“As vaccination is rolled out in many countries, I urge governments to priorities seafarers in their national Covid-19 vaccination programs,” Kitack Lim, the secretary general of IMO, said last week.

“The crew change crisis is not resolved but has reached a situation where it has been more manageable. However, there is great concern over the increased travel restrictions being imposed by governments in response to new variants. Seafarers must be designated as key workers. The crisis is still ongoing, and we will not let up our efforts. Governments will not be able to vaccinate their citizens without the shipping industry or, most importantly, our seafarers,” said Guy Platten, secretary general of the International Chamber of Shipping (ICS).

“The stark reality is that only a few handfuls of countries have treated seafarers with the respect they deserve by designating them real key worker status.
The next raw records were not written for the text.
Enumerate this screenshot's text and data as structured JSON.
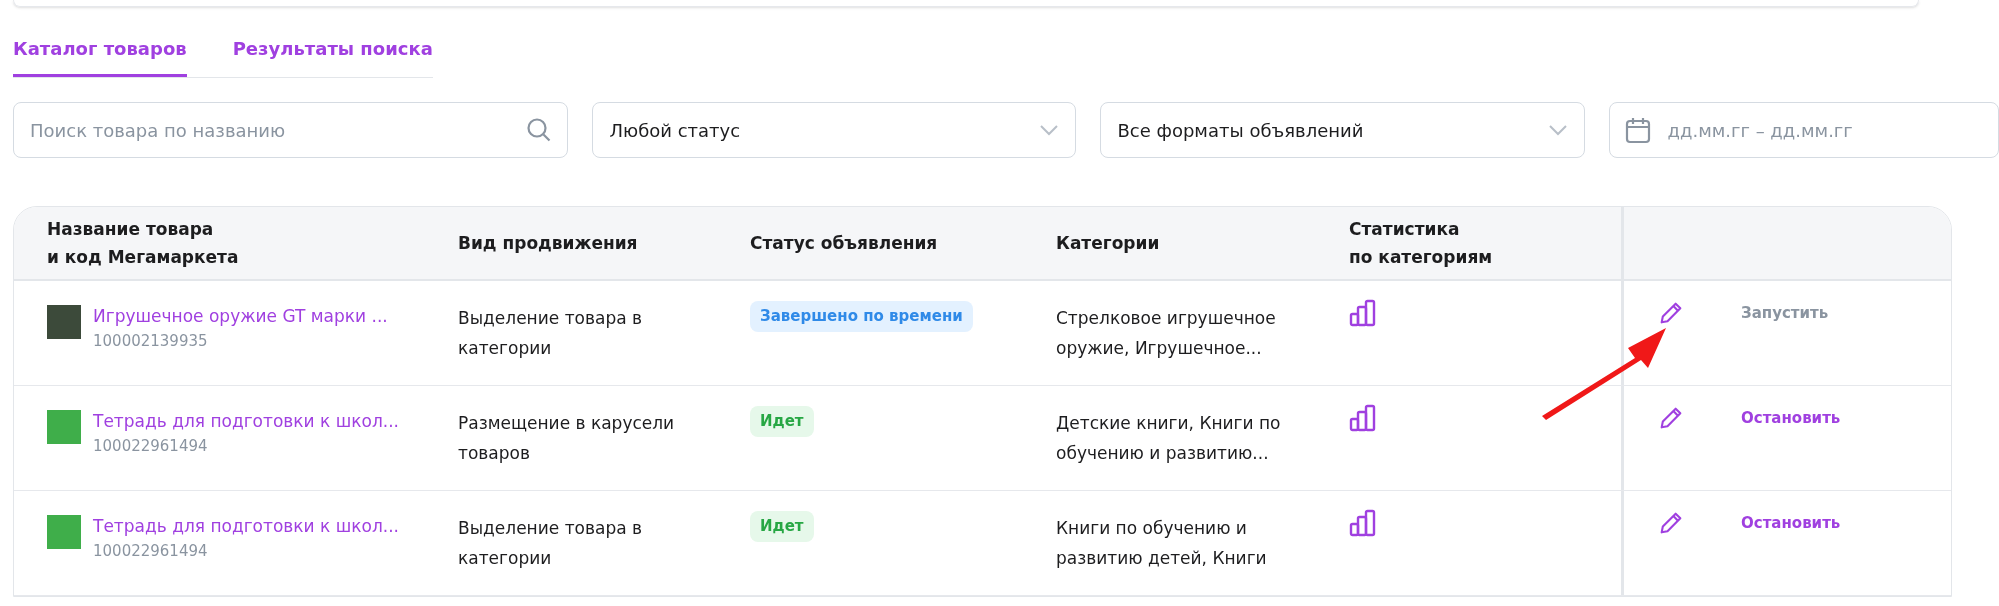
{
  "tabs": [
    {
      "label": "Каталог товаров",
      "selected": true
    },
    {
      "label": "Результаты поиска",
      "selected": false
    }
  ],
  "filters": {
    "search": {
      "placeholder": "Поиск товара по названию"
    },
    "status": {
      "value": "Любой статус"
    },
    "format": {
      "value": "Все форматы объявлений"
    },
    "date": {
      "placeholder": "дд.мм.гг – дд.мм.гг"
    }
  },
  "table": {
    "columns": [
      "Название товара\nи код Мегамаркета",
      "Вид продвижения",
      "Статус объявления",
      "Категории",
      "Статистика\nпо категориям"
    ],
    "rows": [
      {
        "name": "Игрушечное оружие GT марки ...",
        "code": "100002139935",
        "promotion": "Выделение товара в категории",
        "status": {
          "label": "Завершено по времени",
          "kind": "finished"
        },
        "categories": "Стрелковое игрушечное оружие, Игрушечное...",
        "action": {
          "label": "Запустить",
          "disabled": true
        }
      },
      {
        "name": "Тетрадь для подготовки к школ...",
        "code": "100022961494",
        "promotion": "Размещение в карусели товаров",
        "status": {
          "label": "Идет",
          "kind": "running"
        },
        "categories": "Детские книги, Книги по обучению и развитию...",
        "action": {
          "label": "Остановить",
          "disabled": false
        }
      },
      {
        "name": "Тетрадь для подготовки к школ...",
        "code": "100022961494",
        "promotion": "Выделение товара в категории",
        "status": {
          "label": "Идет",
          "kind": "running"
        },
        "categories": "Книги по обучению и развитию детей, Книги",
        "action": {
          "label": "Остановить",
          "disabled": false
        }
      }
    ]
  }
}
Unless governments move from the protectionist positions that they’ve been in for over 12 months now, and allow seafarers genuine free movement and prioritisation for vaccinations sadly the situation could easily spiral out of control yet again,” said Stephen Cotton, general secretary of the International Transport Workers Federation.

Last month Russia, an important seafaring nation, recognised seafarers as key workers and began giving them Covid-19 vaccinations as a priority group.

On Friday, Filipino seafarers got a boost up the local vaccine priority-charts, after careful lobbying by the Association of Licensed Manning Agencies (ALMA) and other organisations.

In Singapore, one of the first countries to priorities maritime frontline staff as priorities for vaccines, more than 18,000 maritime personnel had received both Covid-19 doses as of last Thursday.

The UK government last week decided to allow all seafarers entering the country to avoid hotel quarantines, something that most people entering Britain have to do for 10 days. Seafarers can now enter the UK to join their ships, take shore leave and/or return home without the need to spend 10 days in managed quarantine or be tested for Covid-19 after their arrival.

Source: splash247